I am a professional freelancer who owns/runs a small business. I contribute to the American economy. I'm lucky to do so, and most (i.e., 95%) of the people who try to do what I do professionally will fail. But that's really not my problem. I'm a businesswoman, and I'm not running a bleeping charity. So don't ask me to work for free. And while you're at it, why don't you get off Fantasy Island and join the rest of us in the real world?

That is all.


Tuesday, May 3, 2011


Okay, so I've been away for a while. Sue me. The month of March was insane work-wise (I wrote 20-plus freelance articles for four different publications, including the Washington Post), then the first two weeks of April were equally insane as I tried to pack a full month's worth of writing work into half the time, since I was travelling overseas for the second half of April. On top of all of that, I finished writing a novel and sent it to my agent, as well as cared for a sick child and hubby, packed for a trip to SE Asia, did housework, yadayadayada.

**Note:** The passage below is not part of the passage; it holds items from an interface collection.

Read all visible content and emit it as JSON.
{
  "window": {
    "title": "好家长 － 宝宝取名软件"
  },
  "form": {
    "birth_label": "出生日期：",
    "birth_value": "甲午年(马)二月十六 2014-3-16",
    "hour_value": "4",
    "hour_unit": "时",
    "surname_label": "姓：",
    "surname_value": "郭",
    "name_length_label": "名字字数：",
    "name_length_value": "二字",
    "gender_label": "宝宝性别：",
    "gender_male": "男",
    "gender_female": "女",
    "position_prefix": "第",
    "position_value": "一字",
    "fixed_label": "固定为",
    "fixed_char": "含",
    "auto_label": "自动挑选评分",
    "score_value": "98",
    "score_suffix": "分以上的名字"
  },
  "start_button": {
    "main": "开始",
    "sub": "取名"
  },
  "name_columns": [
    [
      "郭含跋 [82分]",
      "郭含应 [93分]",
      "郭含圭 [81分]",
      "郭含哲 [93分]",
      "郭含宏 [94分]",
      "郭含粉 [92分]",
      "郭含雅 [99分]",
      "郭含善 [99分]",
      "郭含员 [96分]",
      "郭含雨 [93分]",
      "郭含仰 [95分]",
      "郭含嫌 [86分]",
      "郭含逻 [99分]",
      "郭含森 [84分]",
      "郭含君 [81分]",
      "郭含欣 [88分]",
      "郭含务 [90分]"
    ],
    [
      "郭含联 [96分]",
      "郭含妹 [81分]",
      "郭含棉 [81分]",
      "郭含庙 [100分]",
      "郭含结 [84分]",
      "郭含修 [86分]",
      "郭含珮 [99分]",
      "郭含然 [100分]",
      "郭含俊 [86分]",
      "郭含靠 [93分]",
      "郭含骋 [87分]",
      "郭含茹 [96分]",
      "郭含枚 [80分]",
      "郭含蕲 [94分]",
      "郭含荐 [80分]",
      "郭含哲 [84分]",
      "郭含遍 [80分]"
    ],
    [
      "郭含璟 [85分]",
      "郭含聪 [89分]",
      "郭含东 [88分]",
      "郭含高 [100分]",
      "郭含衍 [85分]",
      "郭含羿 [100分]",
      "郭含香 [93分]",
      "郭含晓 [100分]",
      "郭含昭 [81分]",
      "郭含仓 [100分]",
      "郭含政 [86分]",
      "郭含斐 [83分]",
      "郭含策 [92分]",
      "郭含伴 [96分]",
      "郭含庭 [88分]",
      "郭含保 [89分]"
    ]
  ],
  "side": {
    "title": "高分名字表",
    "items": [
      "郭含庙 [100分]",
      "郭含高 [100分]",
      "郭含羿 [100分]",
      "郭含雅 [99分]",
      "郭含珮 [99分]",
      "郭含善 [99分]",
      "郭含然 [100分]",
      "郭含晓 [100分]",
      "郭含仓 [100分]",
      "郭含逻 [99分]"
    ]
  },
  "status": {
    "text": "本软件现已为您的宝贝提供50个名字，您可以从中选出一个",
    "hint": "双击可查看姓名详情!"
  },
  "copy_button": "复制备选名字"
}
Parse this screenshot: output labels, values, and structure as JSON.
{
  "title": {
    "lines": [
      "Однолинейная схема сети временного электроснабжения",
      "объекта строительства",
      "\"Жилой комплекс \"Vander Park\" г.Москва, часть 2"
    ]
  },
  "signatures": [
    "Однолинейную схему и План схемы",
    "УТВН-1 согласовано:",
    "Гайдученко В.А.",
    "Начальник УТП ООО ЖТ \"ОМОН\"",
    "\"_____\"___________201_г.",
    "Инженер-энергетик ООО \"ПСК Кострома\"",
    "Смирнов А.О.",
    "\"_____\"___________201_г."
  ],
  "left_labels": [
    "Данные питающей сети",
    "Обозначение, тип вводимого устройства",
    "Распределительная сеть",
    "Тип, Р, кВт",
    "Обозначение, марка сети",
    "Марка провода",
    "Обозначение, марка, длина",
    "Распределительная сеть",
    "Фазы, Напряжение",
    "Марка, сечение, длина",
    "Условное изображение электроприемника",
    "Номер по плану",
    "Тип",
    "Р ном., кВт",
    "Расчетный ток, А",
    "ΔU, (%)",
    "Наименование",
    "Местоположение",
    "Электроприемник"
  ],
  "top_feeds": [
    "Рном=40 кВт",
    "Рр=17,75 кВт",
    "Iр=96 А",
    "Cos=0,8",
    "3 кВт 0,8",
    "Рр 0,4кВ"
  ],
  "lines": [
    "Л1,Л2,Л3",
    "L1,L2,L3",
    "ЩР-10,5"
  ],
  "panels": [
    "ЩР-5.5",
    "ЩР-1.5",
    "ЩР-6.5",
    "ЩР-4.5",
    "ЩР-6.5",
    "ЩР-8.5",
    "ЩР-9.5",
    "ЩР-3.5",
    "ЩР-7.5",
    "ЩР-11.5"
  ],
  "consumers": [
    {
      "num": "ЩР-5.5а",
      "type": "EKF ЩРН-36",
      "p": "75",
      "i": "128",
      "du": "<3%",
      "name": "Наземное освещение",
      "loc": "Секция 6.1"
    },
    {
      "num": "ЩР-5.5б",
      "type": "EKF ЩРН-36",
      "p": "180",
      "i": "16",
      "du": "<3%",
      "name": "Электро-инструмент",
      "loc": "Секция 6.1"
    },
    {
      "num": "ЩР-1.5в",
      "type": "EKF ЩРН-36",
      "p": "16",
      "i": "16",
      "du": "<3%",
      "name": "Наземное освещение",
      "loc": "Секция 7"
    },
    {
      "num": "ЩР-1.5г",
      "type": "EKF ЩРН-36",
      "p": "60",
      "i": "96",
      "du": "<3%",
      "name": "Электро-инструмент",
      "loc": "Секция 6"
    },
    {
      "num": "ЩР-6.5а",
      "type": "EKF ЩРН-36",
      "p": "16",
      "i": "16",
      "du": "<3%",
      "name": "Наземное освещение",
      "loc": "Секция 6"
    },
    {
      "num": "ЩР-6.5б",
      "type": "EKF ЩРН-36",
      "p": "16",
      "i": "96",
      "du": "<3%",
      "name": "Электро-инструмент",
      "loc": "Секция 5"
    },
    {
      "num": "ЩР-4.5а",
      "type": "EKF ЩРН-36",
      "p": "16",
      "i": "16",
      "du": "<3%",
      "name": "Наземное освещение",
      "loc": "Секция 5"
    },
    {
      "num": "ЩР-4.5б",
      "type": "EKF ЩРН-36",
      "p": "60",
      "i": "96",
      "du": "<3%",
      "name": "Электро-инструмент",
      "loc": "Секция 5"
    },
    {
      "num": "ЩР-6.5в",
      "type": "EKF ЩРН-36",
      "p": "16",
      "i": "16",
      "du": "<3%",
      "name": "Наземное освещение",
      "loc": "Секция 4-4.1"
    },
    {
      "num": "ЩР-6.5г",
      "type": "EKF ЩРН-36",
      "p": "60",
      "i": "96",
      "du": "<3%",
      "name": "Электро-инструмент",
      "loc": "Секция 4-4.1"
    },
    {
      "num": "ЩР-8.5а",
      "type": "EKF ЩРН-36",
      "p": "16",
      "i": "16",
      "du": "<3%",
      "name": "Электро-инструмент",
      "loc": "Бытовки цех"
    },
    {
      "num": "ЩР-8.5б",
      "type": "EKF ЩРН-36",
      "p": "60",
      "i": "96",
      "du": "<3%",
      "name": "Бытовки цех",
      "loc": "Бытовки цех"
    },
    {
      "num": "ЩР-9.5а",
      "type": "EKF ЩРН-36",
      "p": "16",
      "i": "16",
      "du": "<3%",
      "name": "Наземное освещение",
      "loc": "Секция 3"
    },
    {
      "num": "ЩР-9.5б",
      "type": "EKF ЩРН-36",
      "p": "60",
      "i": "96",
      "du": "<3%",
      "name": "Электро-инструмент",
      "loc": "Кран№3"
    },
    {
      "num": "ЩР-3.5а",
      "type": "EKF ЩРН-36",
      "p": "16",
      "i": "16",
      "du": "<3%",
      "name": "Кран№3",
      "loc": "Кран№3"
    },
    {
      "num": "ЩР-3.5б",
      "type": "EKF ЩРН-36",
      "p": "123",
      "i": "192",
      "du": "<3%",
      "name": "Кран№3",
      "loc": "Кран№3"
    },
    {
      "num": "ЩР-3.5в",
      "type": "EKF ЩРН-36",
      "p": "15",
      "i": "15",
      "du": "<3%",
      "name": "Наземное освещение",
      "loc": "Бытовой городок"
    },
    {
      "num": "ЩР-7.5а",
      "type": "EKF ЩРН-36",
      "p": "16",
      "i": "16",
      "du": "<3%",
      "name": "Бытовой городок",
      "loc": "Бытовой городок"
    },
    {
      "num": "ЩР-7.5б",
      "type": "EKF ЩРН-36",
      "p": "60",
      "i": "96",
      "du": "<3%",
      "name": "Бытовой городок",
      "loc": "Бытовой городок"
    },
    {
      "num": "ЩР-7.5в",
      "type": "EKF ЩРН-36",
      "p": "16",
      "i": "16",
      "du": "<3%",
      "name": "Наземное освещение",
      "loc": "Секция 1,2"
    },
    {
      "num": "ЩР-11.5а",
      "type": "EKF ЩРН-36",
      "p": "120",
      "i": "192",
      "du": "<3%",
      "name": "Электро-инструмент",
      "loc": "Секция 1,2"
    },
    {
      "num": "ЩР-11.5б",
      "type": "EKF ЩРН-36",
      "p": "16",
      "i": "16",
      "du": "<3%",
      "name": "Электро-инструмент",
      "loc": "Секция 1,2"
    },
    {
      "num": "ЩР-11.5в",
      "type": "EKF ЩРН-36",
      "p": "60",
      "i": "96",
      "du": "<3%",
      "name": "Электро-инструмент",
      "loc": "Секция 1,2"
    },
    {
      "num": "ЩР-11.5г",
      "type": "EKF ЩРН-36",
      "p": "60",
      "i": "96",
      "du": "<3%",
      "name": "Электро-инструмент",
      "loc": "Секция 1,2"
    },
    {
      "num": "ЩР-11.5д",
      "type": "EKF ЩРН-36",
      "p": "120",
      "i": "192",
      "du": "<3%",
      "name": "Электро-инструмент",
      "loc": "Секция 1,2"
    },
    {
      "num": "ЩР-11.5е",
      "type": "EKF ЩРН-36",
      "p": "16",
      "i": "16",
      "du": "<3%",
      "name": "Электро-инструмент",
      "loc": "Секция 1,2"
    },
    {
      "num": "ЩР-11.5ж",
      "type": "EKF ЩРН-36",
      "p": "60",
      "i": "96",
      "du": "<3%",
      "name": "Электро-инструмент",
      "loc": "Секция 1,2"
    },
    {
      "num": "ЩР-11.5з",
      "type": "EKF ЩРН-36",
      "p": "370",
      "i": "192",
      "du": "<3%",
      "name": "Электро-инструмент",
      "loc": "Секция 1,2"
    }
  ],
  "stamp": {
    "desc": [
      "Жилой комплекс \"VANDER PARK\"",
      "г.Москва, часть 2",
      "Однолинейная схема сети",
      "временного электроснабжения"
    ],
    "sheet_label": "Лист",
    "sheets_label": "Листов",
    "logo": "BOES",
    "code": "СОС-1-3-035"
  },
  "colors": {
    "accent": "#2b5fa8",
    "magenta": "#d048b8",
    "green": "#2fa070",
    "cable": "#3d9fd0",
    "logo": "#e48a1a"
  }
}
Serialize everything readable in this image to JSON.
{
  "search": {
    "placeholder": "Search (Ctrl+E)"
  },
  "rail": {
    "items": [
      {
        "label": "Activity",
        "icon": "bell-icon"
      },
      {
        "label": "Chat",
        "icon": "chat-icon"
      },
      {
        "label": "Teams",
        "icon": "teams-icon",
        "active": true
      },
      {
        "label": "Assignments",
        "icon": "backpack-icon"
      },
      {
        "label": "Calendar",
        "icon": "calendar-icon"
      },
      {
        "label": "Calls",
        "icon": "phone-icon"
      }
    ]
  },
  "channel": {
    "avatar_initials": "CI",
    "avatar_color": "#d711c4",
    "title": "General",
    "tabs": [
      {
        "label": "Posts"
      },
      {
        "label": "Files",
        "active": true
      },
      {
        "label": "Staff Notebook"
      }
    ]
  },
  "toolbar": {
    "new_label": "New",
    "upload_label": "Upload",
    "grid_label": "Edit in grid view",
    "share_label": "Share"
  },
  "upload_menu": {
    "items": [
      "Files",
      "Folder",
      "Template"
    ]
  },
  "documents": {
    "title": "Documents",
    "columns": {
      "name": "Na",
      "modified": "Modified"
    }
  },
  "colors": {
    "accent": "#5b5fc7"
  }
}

The writer's life is never easy, but when you're doing it for a living (which is basically running a small business) and also running a household/parenting, little things like blog posts tend to fall by the wayside. Those of you who follow me on Facebook know I do some microblogging there, but it can't replace a longer, well-thought-out post. Which is not really what this is, but I digress.

Whenever you get back from an extended trip overseas, there's always lots of housekeeping to do when you get back. Like mowing the lawn, going through all the mail that's piled up, returning phone calls, etc. Except when you're self-employed like I am, it goes double. Plus there's that pesky little thing called jet lag, which is brutal when you're coming back from Asia. So I'm just now getting back on my feet, having caught up on my accumulated list of chores---such as updating my website, returning emails to my editors, alerting interviewees that the articles I wrote about them are live, cleaning up my dark pit of a house, unpacking 16 suitcases (okay, I'm exaggerating a bit, it was only 5 suitcases, it just seems like 16), catching up on bills, trying to figure out where some of my royalty payments went, etc.

It's very nice earning a full-time living as a journalist now, but it is sending the fiction writing (which I still get paid for, just not as much) to the back burner a bit.

Just before I left, I got my authors' copies of my latest novel release in the mail. It's slowly trickling into bookstores, and one of these days when I get a free minute I need to book some signings at my local Barnes & Noble locations. Two of them have already agreed to let me do signings at their respective stores, I just haven't found the time to call the store managers back to get on their event calendar. I'll do it eventually. I just need to remember where the phone is. (I think it's under a giant pile of laundry.)